- [TASK DESCRIPTION]: Output the data that follows, keeping every line identical.

(Excerpts from an interface dataset)
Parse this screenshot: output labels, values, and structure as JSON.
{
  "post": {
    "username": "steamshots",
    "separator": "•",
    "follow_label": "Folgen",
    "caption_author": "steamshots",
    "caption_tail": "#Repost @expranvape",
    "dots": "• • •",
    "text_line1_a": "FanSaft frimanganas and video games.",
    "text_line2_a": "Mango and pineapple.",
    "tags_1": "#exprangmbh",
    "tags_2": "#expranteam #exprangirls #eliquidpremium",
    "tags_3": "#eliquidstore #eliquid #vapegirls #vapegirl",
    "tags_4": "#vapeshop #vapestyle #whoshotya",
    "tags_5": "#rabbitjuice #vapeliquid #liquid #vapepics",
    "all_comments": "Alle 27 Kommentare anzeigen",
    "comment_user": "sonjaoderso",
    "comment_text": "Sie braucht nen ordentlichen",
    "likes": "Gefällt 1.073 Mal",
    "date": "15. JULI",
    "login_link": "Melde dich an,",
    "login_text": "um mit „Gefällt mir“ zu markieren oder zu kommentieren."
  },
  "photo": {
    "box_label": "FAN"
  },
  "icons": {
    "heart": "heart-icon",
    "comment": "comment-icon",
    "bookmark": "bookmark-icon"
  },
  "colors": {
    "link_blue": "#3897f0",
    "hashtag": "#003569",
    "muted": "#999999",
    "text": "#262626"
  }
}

- [WRITTEN ANSWER]:
Parse this screenshot: output labels, values, and structure as JSON.
{
  "post": {
    "username": "steamshots",
    "separator": "•",
    "follow_label": "Folgen",
    "caption_author": "steamshots",
    "caption_tail": "#Repost @expranvape",
    "dots": "• • •",
    "text_line1_a": "FanSaft frimanganas and video games.",
    "text_line2_a": "Mango and pineapple.",
    "tags_1": "#exprangmbh",
    "tags_2": "#expranteam #exprangirls #eliquidpremium",
    "tags_3": "#eliquidstore #eliquid #vapegirls #vapegirl",
    "tags_4": "#vapeshop #vapestyle #whoshotya",
    "tags_5": "#rabbitjuice #vapeliquid #liquid #vapepics",
    "all_comments": "Alle 27 Kommentare anzeigen",
    "comment_user": "sonjaoderso",
    "comment_text": "Sie braucht nen ordentlichen",
    "likes": "Gefällt 1.073 Mal",
    "date": "15. JULI",
    "login_link": "Melde dich an,",
    "login_text": "um mit „Gefällt mir“ zu markieren oder zu kommentieren."
  },
  "photo": {
    "box_label": "FAN"
  },
  "icons": {
    "heart": "heart-icon",
    "comment": "comment-icon",
    "bookmark": "bookmark-icon"
  },
  "colors": {
    "link_blue": "#3897f0",
    "hashtag": "#003569",
    "muted": "#999999",
    "text": "#262626"
  }
}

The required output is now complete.